Krendl says sellers can have the same rights that a bank or other lender would have to investigate the buyer, ask for financial statements or other information or collateral to secure whatever payment is due to them. “However, by and large I don’t find that’s much of an issue,” he said of potential buyers’ backgrounds. “If a buyer walks in and has, out of a $3 million deal, a million dollars of his own money that he wants to put down as a down payment, it’s pretty hard to believe he’s not a substantial guy.”
Plus, connections within the industry often prove useful in deciding the business acumen of a potential buyer.
“If I’m representing a dealer who wants to buy a dealership from another dealer, they are in the same business,” Krendl said. “They know each other. They know the same people. My experience is a typical seller knows pretty well when he sees the buyer if this is reputable guy who’s well known in the industry for being able to run a dealership successfully. The seller probably knows that better than a bank knows that.”
Besides creative financing, Krendl also delved into another area key to both buyer and seller: Exactly what should be included in the deal.
Many dealerships are set up as corporations because of tax regulations. As a result, owners of corporate dealerships face a potential “double whammy” of taxes when they go to sell, Krendl said. If the corporation’s assets are sold, then the selling dealer principal pays 35 percent corporate tax plus an additional personal capital gain tax when the corporation distributes the remaining money to him. And then there may also be state taxes.
That double whammy can be avoided if the buyer purchases the corporation’s stock rather than just the assets, Krendl said. “The difference is enormous,” he said. “It can make about a 30 percent bottom line difference to the seller if he is able to sell stock rather than assets of the operation.”

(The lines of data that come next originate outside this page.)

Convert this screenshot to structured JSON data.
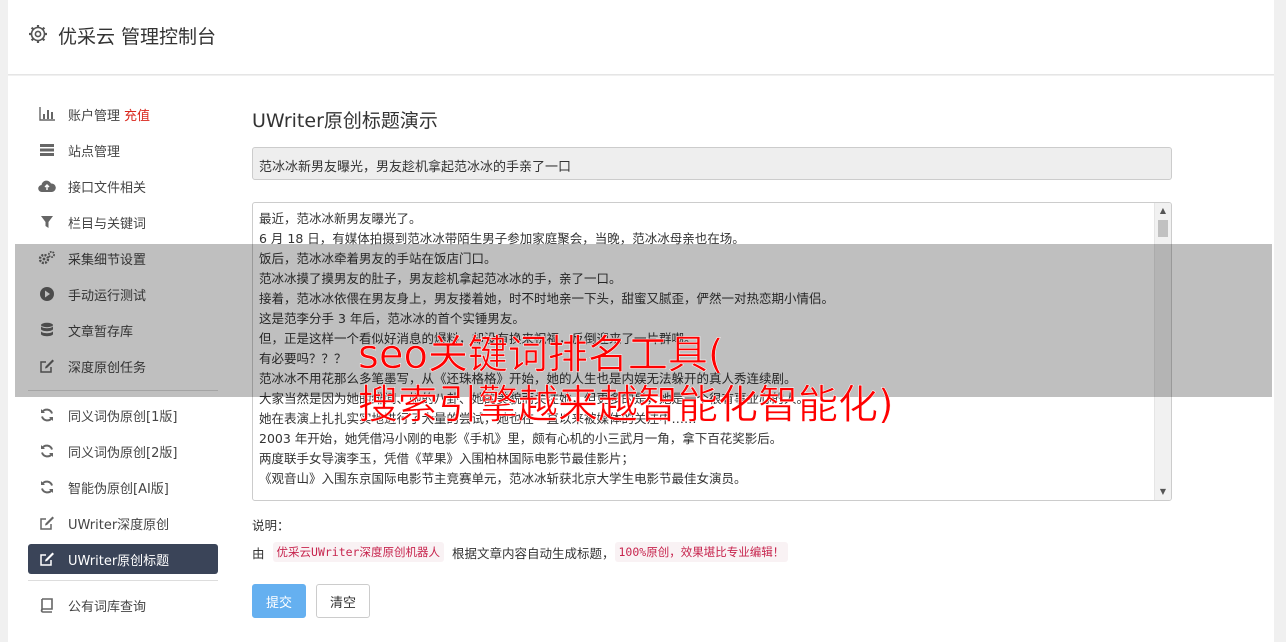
{
  "header": {
    "title": "优采云 管理控制台",
    "icon": "gear-icon"
  },
  "sidebar": {
    "group1": [
      {
        "label": "账户管理",
        "extra": "充值",
        "icon": "bar-chart-icon"
      },
      {
        "label": "站点管理",
        "icon": "server-icon"
      },
      {
        "label": "接口文件相关",
        "icon": "cloud-upload-icon"
      },
      {
        "label": "栏目与关键词",
        "icon": "filter-icon"
      },
      {
        "label": "采集细节设置",
        "icon": "gears-icon"
      },
      {
        "label": "手动运行测试",
        "icon": "play-circle-icon"
      },
      {
        "label": "文章暂存库",
        "icon": "database-icon"
      },
      {
        "label": "深度原创任务",
        "icon": "edit-icon"
      }
    ],
    "group2": [
      {
        "label": "同义词伪原创[1版]",
        "icon": "refresh-icon"
      },
      {
        "label": "同义词伪原创[2版]",
        "icon": "refresh-icon"
      },
      {
        "label": "智能伪原创[AI版]",
        "icon": "refresh-icon"
      },
      {
        "label": "UWriter深度原创",
        "icon": "edit-icon"
      },
      {
        "label": "UWriter原创标题",
        "icon": "edit-icon",
        "active": true
      }
    ],
    "group3": [
      {
        "label": "公有词库查询",
        "icon": "book-icon"
      }
    ]
  },
  "main": {
    "page_title": "UWriter原创标题演示",
    "title_value": "范冰冰新男友曝光，男友趁机拿起范冰冰的手亲了一口",
    "article_lines": [
      "最近，范冰冰新男友曝光了。",
      "6 月 18 日，有媒体拍摄到范冰冰带陌生男子参加家庭聚会，当晚，范冰冰母亲也在场。",
      "饭后，范冰冰牵着男友的手站在饭店门口。",
      "范冰冰摸了摸男友的肚子，男友趁机拿起范冰冰的手，亲了一口。",
      "接着，范冰冰依偎在男友身上，男友搂着她，时不时地亲一下头，甜蜜又腻歪，俨然一对热恋期小情侣。",
      "这是范李分手 3 年后，范冰冰的首个实锤男友。",
      "但，正是这样一个看似好消息的爆料，却没有换来祝福，反倒迎来了一片群嘲。",
      "有必要吗？？？",
      "范冰冰不用花那么多笔墨写，从《还珠格格》开始，她的人生也是内娱无法躲开的真人秀连续剧。",
      "大家当然是因为她的绯闻、她的八卦、她的美貌而关注她，但更多的是，她是一个很有事业心的人。",
      "她在表演上扎扎实实地进行了大量的尝试，她也在一直以来被媒体的关注中……",
      "2003 年开始，她凭借冯小刚的电影《手机》里，颇有心机的小三武月一角，拿下百花奖影后。",
      "两度联手女导演李玉，凭借《苹果》入围柏林国际电影节最佳影片；",
      "《观音山》入围东京国际电影节主竞赛单元，范冰冰斩获北京大学生电影节最佳女演员。"
    ],
    "explain_label": "说明：",
    "explain_prefix": "由",
    "explain_code1": "优采云UWriter深度原创机器人",
    "explain_middle": "根据文章内容自动生成标题，",
    "explain_code2": "100%原创，效果堪比专业编辑！",
    "submit_label": "提交",
    "clear_label": "清空"
  },
  "watermark": {
    "line1": "seo关键词排名工具(",
    "line2": "搜索引擎越来越智能化智能化)"
  }
}
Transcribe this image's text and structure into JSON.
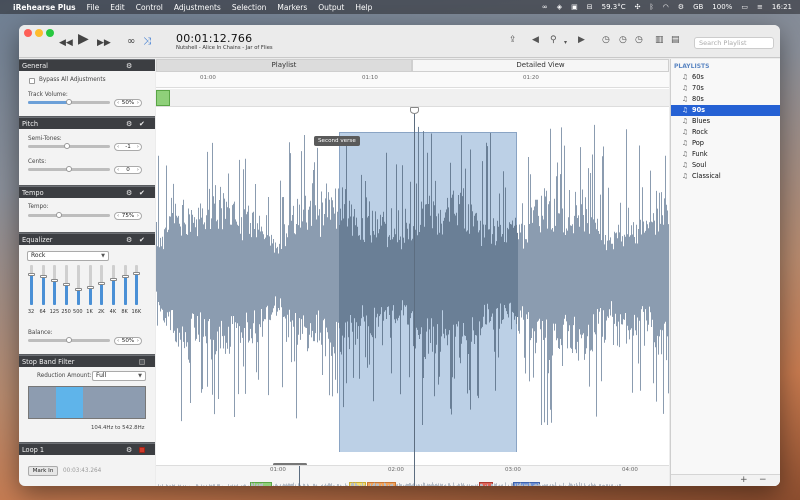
{
  "menubar": {
    "apple_glyph": "",
    "app_name": "iRehearse Plus",
    "items": [
      "File",
      "Edit",
      "Control",
      "Adjustments",
      "Selection",
      "Markers",
      "Output",
      "Help"
    ],
    "status": {
      "cpu_temp": "59.3°C",
      "battery": "100%",
      "lang": "GB",
      "clock": "16:21"
    }
  },
  "window": {
    "time": "00:01:12.766",
    "track": "Nutshell - Alice In Chains - Jar of Flies",
    "search_placeholder": "Search Playlist"
  },
  "sidebar": {
    "general": {
      "title": "General",
      "bypass_label": "Bypass All Adjustments",
      "volume_label": "Track Volume:",
      "volume_value": "50%",
      "volume_fraction": 0.5
    },
    "pitch": {
      "title": "Pitch",
      "semitones_label": "Semi-Tones:",
      "semitones_value": "-1",
      "cents_label": "Cents:",
      "cents_value": "0"
    },
    "tempo": {
      "title": "Tempo",
      "tempo_label": "Tempo:",
      "tempo_value": "75%"
    },
    "equalizer": {
      "title": "Equalizer",
      "preset": "Rock",
      "bands": [
        {
          "label": "32",
          "level": 0.78
        },
        {
          "label": "64",
          "level": 0.72
        },
        {
          "label": "125",
          "level": 0.62
        },
        {
          "label": "250",
          "level": 0.52
        },
        {
          "label": "500",
          "level": 0.4
        },
        {
          "label": "1K",
          "level": 0.44
        },
        {
          "label": "2K",
          "level": 0.55
        },
        {
          "label": "4K",
          "level": 0.65
        },
        {
          "label": "8K",
          "level": 0.72
        },
        {
          "label": "16K",
          "level": 0.8
        }
      ],
      "balance_label": "Balance:",
      "balance_value": "50%"
    },
    "stop_band": {
      "title": "Stop Band Filter",
      "reduction_label": "Reduction Amount:",
      "reduction_value": "Full",
      "range": "104.4Hz to 542.8Hz"
    },
    "loop": {
      "title": "Loop 1",
      "mark_in": "Mark In",
      "mark_time": "00:03:43.264"
    }
  },
  "main": {
    "tabs": [
      {
        "label": "Playlist",
        "active": false
      },
      {
        "label": "Detailed View",
        "active": true
      }
    ],
    "timeline_ticks": [
      "01:00",
      "01:10",
      "01:20"
    ],
    "region_label": "Second verse",
    "mini_ticks": [
      "01:00",
      "02:00",
      "03:00",
      "04:00"
    ]
  },
  "playlists": {
    "header": "PLAYLISTS",
    "items": [
      {
        "label": "60s",
        "selected": false
      },
      {
        "label": "70s",
        "selected": false
      },
      {
        "label": "80s",
        "selected": false
      },
      {
        "label": "90s",
        "selected": true
      },
      {
        "label": "Blues",
        "selected": false
      },
      {
        "label": "Rock",
        "selected": false
      },
      {
        "label": "Pop",
        "selected": false
      },
      {
        "label": "Funk",
        "selected": false
      },
      {
        "label": "Soul",
        "selected": false
      },
      {
        "label": "Classical",
        "selected": false
      }
    ],
    "add_label": "+",
    "remove_label": "−"
  },
  "colors": {
    "accent": "#2561d4",
    "selection": "#bcd0e6",
    "waveform": "#8b9cb0",
    "wave_selected": "#6a7f96"
  }
}
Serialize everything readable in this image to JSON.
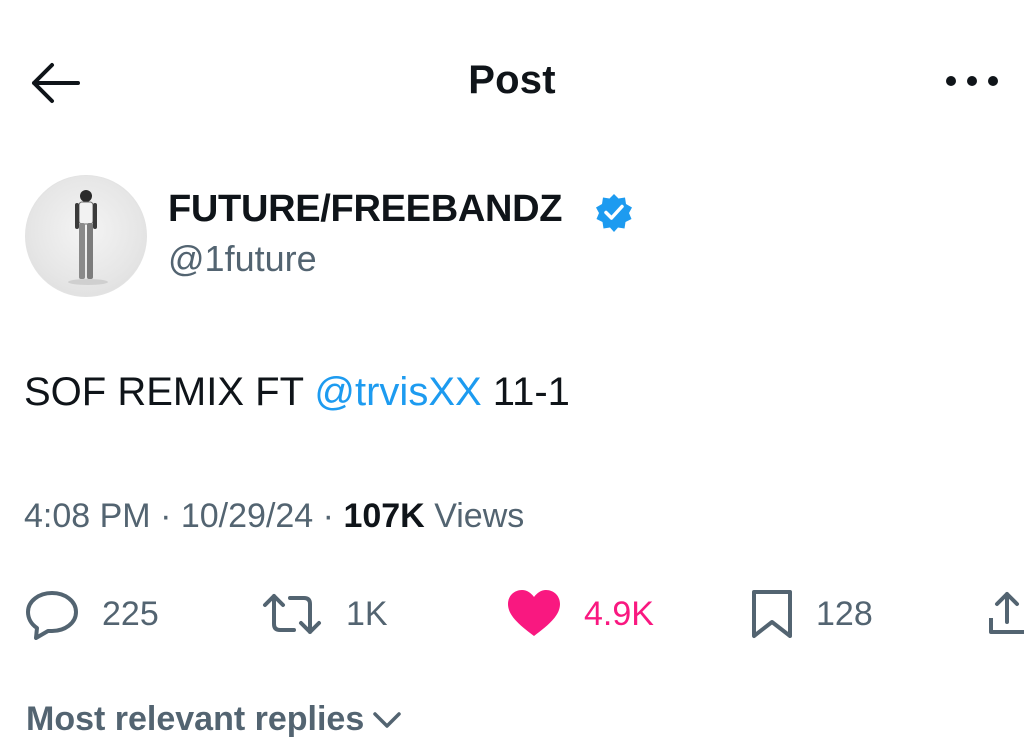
{
  "header": {
    "title": "Post",
    "back_icon": "arrow-left-icon",
    "more_icon": "more-horizontal-icon"
  },
  "author": {
    "display_name": "FUTURE/FREEBANDZ",
    "handle": "@1future",
    "verified": true,
    "verified_color": "#1d9bf0"
  },
  "post": {
    "text_before": "SOF REMIX FT ",
    "mention": "@trvisXX",
    "text_after": " 11-1"
  },
  "meta": {
    "time": "4:08 PM",
    "separator": "·",
    "date": "10/29/24",
    "views_count": "107K",
    "views_label": "Views"
  },
  "actions": {
    "replies": "225",
    "reposts": "1K",
    "likes": "4.9K",
    "bookmarks": "128"
  },
  "replies_sort": {
    "label": "Most relevant replies"
  },
  "colors": {
    "text": "#0f1419",
    "secondary": "#536471",
    "accent": "#1d9bf0",
    "like": "#f91880"
  }
}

The buyer perspective
Buyers, however, are more apt to only want to purchase assets and avoid any potential unforeseen difficulties that come with purchasing stock, like lawsuits or other unresolved financial matters, plus pick up some tax depreciation benefits. However, Krendl notes buyers are likely to get a better deal purchasing stock and that even buying only assets does not guarantee the lack of any surprising issues down the road.
“The number of problems you can pick up even if you don’t buy stock is scary if you spend much time thinking about them,” he said. “If there’s an environmental problem with the property, for example.”
Krendl advises buyers to require that the purchase agreement allow for a portion of the purchase price to be held back for a certain period of time to deal with any unresolved issues, like a lawsuit. This portion of the purchase price, which often averages 20-30 percent of the total cost, could then be used to pay for whatever issue comes up within a year or two of the purchase date.
This holdback amount is advisable in any stock deal, but it also ties into the earlier idea of using the seller to provide financing. The holdback becomes the buyer’s promissory note to the seller. The seller benefits by selling stock and getting better tax treatment; the buyer benefits by eliminating the need to borrow money from a bank, and the buyer is protected against whatever additional risks are involved in a stock purchase by the holdback provisions in the promissory note.
Because of the creative financing that often must be employed, this holdback portion could be increased, Krendl says. The purchase of stock also could give the buyer leverage to get better interest rates from the seller than a bank would provide.“What I’m saying to buyers is, if you want to make a good deal for yourselves, buy stock and not assets and let a good lawyer solve whatever problems that creates,” he said. “And I would say to the seller, put up with some deferred payments and holdback provisions because that’s the best way to get a deal done in this economy and take advantage of what are still low tax rates.” psb